There is a fair-to-decent chance that most of us don’t still have the same job title that we did in 1999, whether that title was sales manager or burger flipper. Especially in the realm of IT — where advances in technology open up new areas of specialization with a regularity approaching that more typically attributed to the rising and setting of the sun — there’s always something new and different just around the corner. Even taking that into account, however, you may be surprised to learn what some of us didn’t do, at least not in name, just 15 years ago.
A recent study by the Pew Research Center reveals that IT networking, for example, despite being hugely common in 2014, was still in its infancy just before the turn of the millennium.
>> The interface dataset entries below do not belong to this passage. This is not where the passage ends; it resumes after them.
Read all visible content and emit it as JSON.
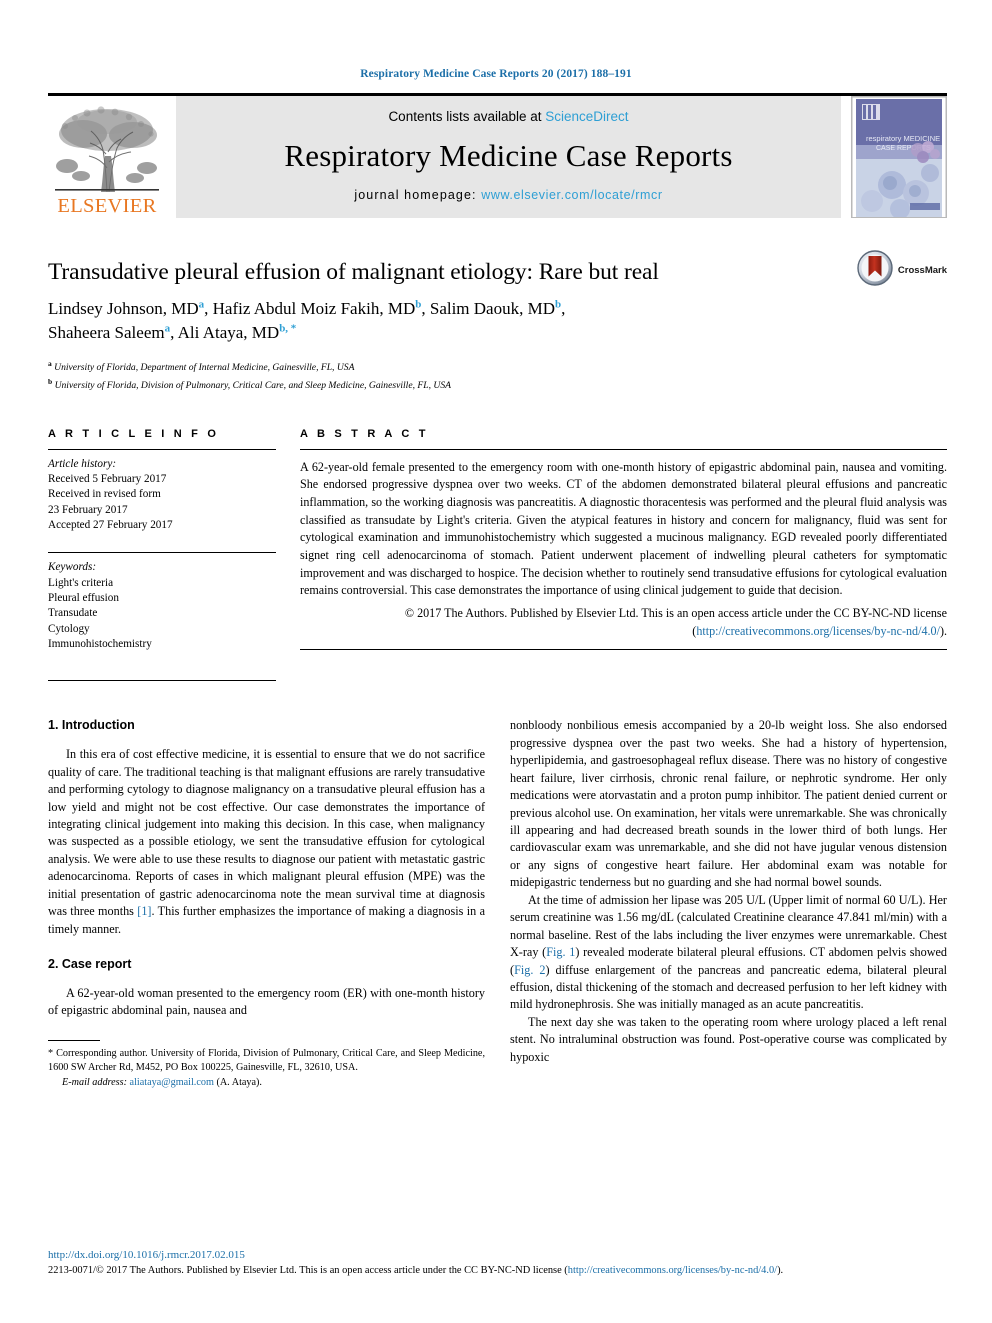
{
  "running_head": "Respiratory Medicine Case Reports 20 (2017) 188–191",
  "masthead": {
    "publisher_logo_text": "ELSEVIER",
    "contents_prefix": "Contents lists available at ",
    "contents_link": "ScienceDirect",
    "journal_name": "Respiratory Medicine Case Reports",
    "homepage_prefix": "journal homepage: ",
    "homepage_url": "www.elsevier.com/locate/rmcr",
    "cover_title_line1": "respiratory MEDICINE",
    "cover_title_line2": "CASE REPORTS"
  },
  "title": "Transudative pleural effusion of malignant etiology: Rare but real",
  "crossmark_label": "CrossMark",
  "authors_line1": "Lindsey Johnson, MD",
  "authors": [
    {
      "name": "Lindsey Johnson, MD",
      "sup": "a",
      "sep": ", "
    },
    {
      "name": "Hafiz Abdul Moiz Fakih, MD",
      "sup": "b",
      "sep": ", "
    },
    {
      "name": "Salim Daouk, MD",
      "sup": "b",
      "sep": ", "
    },
    {
      "name": "Shaheera Saleem",
      "sup": "a",
      "sep": ", "
    },
    {
      "name": "Ali Ataya, MD",
      "sup": "b, *",
      "sep": ""
    }
  ],
  "affiliations": [
    {
      "mark": "a",
      "text": "University of Florida, Department of Internal Medicine, Gainesville, FL, USA"
    },
    {
      "mark": "b",
      "text": "University of Florida, Division of Pulmonary, Critical Care, and Sleep Medicine, Gainesville, FL, USA"
    }
  ],
  "article_info": {
    "heading": "A R T I C L E   I N F O",
    "history_label": "Article history:",
    "history": [
      "Received 5 February 2017",
      "Received in revised form",
      "23 February 2017",
      "Accepted 27 February 2017"
    ],
    "keywords_label": "Keywords:",
    "keywords": [
      "Light's criteria",
      "Pleural effusion",
      "Transudate",
      "Cytology",
      "Immunohistochemistry"
    ]
  },
  "abstract": {
    "heading": "A B S T R A C T",
    "text": "A 62-year-old female presented to the emergency room with one-month history of epigastric abdominal pain, nausea and vomiting. She endorsed progressive dyspnea over two weeks. CT of the abdomen demonstrated bilateral pleural effusions and pancreatic inflammation, so the working diagnosis was pancreatitis. A diagnostic thoracentesis was performed and the pleural fluid analysis was classified as transudate by Light's criteria. Given the atypical features in history and concern for malignancy, fluid was sent for cytological examination and immunohistochemistry which suggested a mucinous malignancy. EGD revealed poorly differentiated signet ring cell adenocarcinoma of stomach. Patient underwent placement of indwelling pleural catheters for symptomatic improvement and was discharged to hospice. The decision whether to routinely send transudative effusions for cytological evaluation remains controversial. This case demonstrates the importance of using clinical judgement to guide that decision.",
    "copyright": "© 2017 The Authors. Published by Elsevier Ltd. This is an open access article under the CC BY-NC-ND license (",
    "license_url": "http://creativecommons.org/licenses/by-nc-nd/4.0/",
    "copyright_end": ")."
  },
  "body": {
    "section1_heading": "1.  Introduction",
    "section1_p1": "In this era of cost effective medicine, it is essential to ensure that we do not sacrifice quality of care. The traditional teaching is that malignant effusions are rarely transudative and performing cytology to diagnose malignancy on a transudative pleural effusion has a low yield and might not be cost effective. Our case demonstrates the importance of integrating clinical judgement into making this decision. In this case, when malignancy was suspected as a possible etiology, we sent the transudative effusion for cytological analysis. We were able to use these results to diagnose our patient with metastatic gastric adenocarcinoma. Reports of cases in which malignant pleural effusion (MPE) was the initial presentation of gastric adenocarcinoma note the mean survival time at diagnosis was three months ",
    "section1_ref": "[1]",
    "section1_p1_end": ". This further emphasizes the importance of making a diagnosis in a timely manner.",
    "section2_heading": "2.  Case report",
    "section2_p1": "A 62-year-old woman presented to the emergency room (ER) with one-month history of epigastric abdominal pain, nausea and",
    "right_p1_cont": "nonbloody nonbilious emesis accompanied by a 20-lb weight loss. She also endorsed progressive dyspnea over the past two weeks. She had a history of hypertension, hyperlipidemia, and gastroesophageal reflux disease. There was no history of congestive heart failure, liver cirrhosis, chronic renal failure, or nephrotic syndrome. Her only medications were atorvastatin and a proton pump inhibitor. The patient denied current or previous alcohol use. On examination, her vitals were unremarkable. She was chronically ill appearing and had decreased breath sounds in the lower third of both lungs. Her cardiovascular exam was unremarkable, and she did not have jugular venous distension or any signs of congestive heart failure. Her abdominal exam was notable for midepigastric tenderness but no guarding and she had normal bowel sounds.",
    "right_p2_a": "At the time of admission her lipase was 205 U/L (Upper limit of normal 60 U/L). Her serum creatinine was 1.56 mg/dL (calculated Creatinine clearance 47.841 ml/min) with a normal baseline. Rest of the labs including the liver enzymes were unremarkable. Chest X-ray (",
    "right_p2_fig1": "Fig. 1",
    "right_p2_b": ") revealed moderate bilateral pleural effusions. CT abdomen pelvis showed (",
    "right_p2_fig2": "Fig. 2",
    "right_p2_c": ") diffuse enlargement of the pancreas and pancreatic edema, bilateral pleural effusion, distal thickening of the stomach and decreased perfusion to her left kidney with mild hydronephrosis. She was initially managed as an acute pancreatitis.",
    "right_p3": "The next day she was taken to the operating room where urology placed a left renal stent. No intraluminal obstruction was found. Post-operative course was complicated by hypoxic"
  },
  "footnote": {
    "star": "*",
    "text": " Corresponding author. University of Florida, Division of Pulmonary, Critical Care, and Sleep Medicine, 1600 SW Archer Rd, M452, PO Box 100225, Gainesville, FL, 32610, USA.",
    "email_label": "E-mail address:",
    "email": "aliataya@gmail.com",
    "email_suffix": " (A. Ataya)."
  },
  "footer": {
    "doi": "http://dx.doi.org/10.1016/j.rmcr.2017.02.015",
    "legal_prefix": "2213-0071/© 2017 The Authors. Published by Elsevier Ltd. This is an open access article under the CC BY-NC-ND license (",
    "legal_link": "http://creativecommons.org/licenses/by-nc-nd/4.0/",
    "legal_suffix": ")."
  },
  "colors": {
    "link_blue": "#1c6fa8",
    "sciencedirect_blue": "#2e9fd4",
    "elsevier_orange": "#E87722",
    "band_gray": "#e6e6e6"
  }
}
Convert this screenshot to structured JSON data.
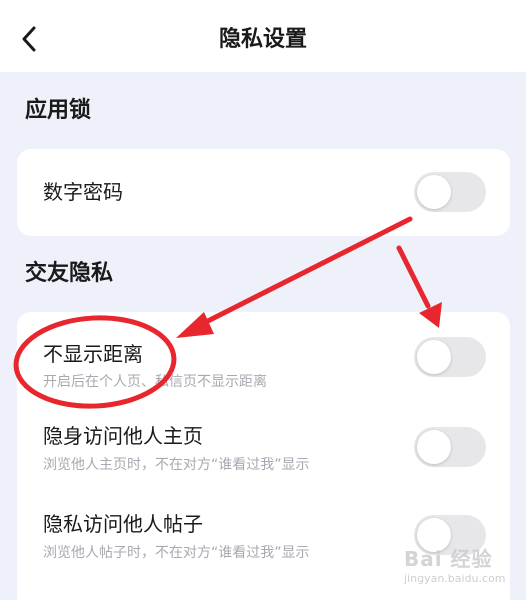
{
  "header": {
    "title": "隐私设置",
    "back_icon": "chevron-left-icon"
  },
  "sections": [
    {
      "title": "应用锁",
      "items": [
        {
          "label": "数字密码",
          "description": "",
          "enabled": false
        }
      ]
    },
    {
      "title": "交友隐私",
      "items": [
        {
          "label": "不显示距离",
          "description": "开启后在个人页、私信页不显示距离",
          "enabled": false
        },
        {
          "label": "隐身访问他人主页",
          "description": "浏览他人主页时，不在对方“谁看过我”显示",
          "enabled": false
        },
        {
          "label": "隐私访问他人帖子",
          "description": "浏览他人帖子时，不在对方“谁看过我”显示",
          "enabled": false
        }
      ]
    }
  ],
  "watermark": {
    "brand": "Bai 经验",
    "url": "jingyan.baidu.com"
  },
  "colors": {
    "page_background": "#eef0fa",
    "card_background": "#ffffff",
    "toggle_off": "#e7e7ea",
    "annotation_red": "#e8262e"
  }
}
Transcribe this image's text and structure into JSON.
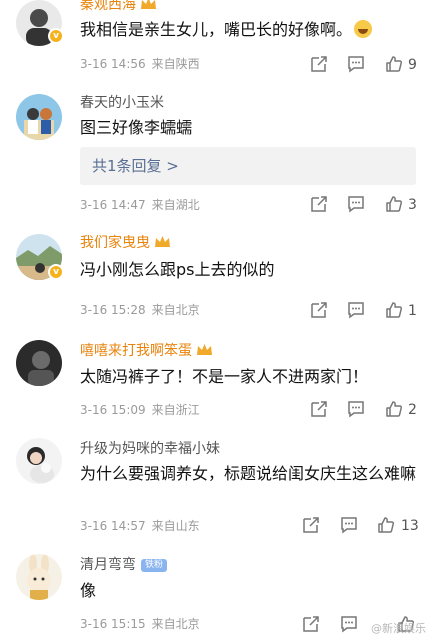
{
  "comments": [
    {
      "name": "秦观西海",
      "text": "我相信是亲生女儿，嘴巴长的好像啊。",
      "date": "3-16 14:56",
      "location": "来自陕西",
      "likes": "9"
    },
    {
      "name": "春天的小玉米",
      "text": "图三好像李蠕蠕",
      "reply_summary": "共1条回复 >",
      "date": "3-16 14:47",
      "location": "来自湖北",
      "likes": "3"
    },
    {
      "name": "我们家曳曳",
      "text": "冯小刚怎么跟ps上去的似的",
      "date": "3-16 15:28",
      "location": "来自北京",
      "likes": "1"
    },
    {
      "name": "嘻嘻来打我啊笨蛋",
      "text": "太随冯裤子了！不是一家人不进两家门！",
      "date": "3-16 15:09",
      "location": "来自浙江",
      "likes": "2"
    },
    {
      "name": "升级为妈咪的幸福小妹",
      "text": "为什么要强调养女，标题说给闺女庆生这么难嘛",
      "date": "3-16 14:57",
      "location": "来自山东",
      "likes": "13"
    },
    {
      "name": "清月弯弯",
      "badge": "铁粉",
      "text": "像",
      "date": "3-16 15:15",
      "location": "来自北京",
      "likes": ""
    }
  ],
  "watermark": "@新浪娱乐",
  "colors": {
    "gold_name": "#e8830c",
    "gray_name": "#555555",
    "meta": "#9a9a9a",
    "reply_link": "#5a6f94"
  },
  "icons": [
    "share-icon",
    "comment-icon",
    "like-icon",
    "verified-badge-icon",
    "crown-icon"
  ]
}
Today, more than 165,000 Americans are computer network specialists, and more than 141,000 are computer network architects. In 1999, however, neither specialization existed. Ditto for information security analysts, of which there are more than 78,000 today. There were also no web developers in 1999, or at least not who worked under than name., Today, that profession is claimed today by more than 112,000 IT pros.
Some of the work that falls under those specializations was still being done 15 years ago, of course — we just didn’t have nearly as many people doing it. Many technologists submit that there won’t be as many people doing it in the future, either, as machines and computerization push human workers further and further out of the loop. Before you start to contemplate early retirement, however, a related report from Pew suggests that there’s still plenty of IT work for human beings to do.
While computerization and machines could nearly half of all jobs in the United States in the near future, most of those are low-skill, low-wage positions. One measure of susceptibility to computerization is RTI, or “routine task intensity.” The Pew report lists 14 occupations or classes of occupation that have high RTI — and hence could be easily automated — and there’s not an IT specialization in the bunch. Additionally, Pew writer Drew DeSilver notes that two Oxford researchers recently rated 702 occupations and found that those categorized as “computer, engineering and science” jobs were at very low risk of computerization at any point in the next couple of decades.
Rest easy, IT pros. Your jobs appear to be safe for now.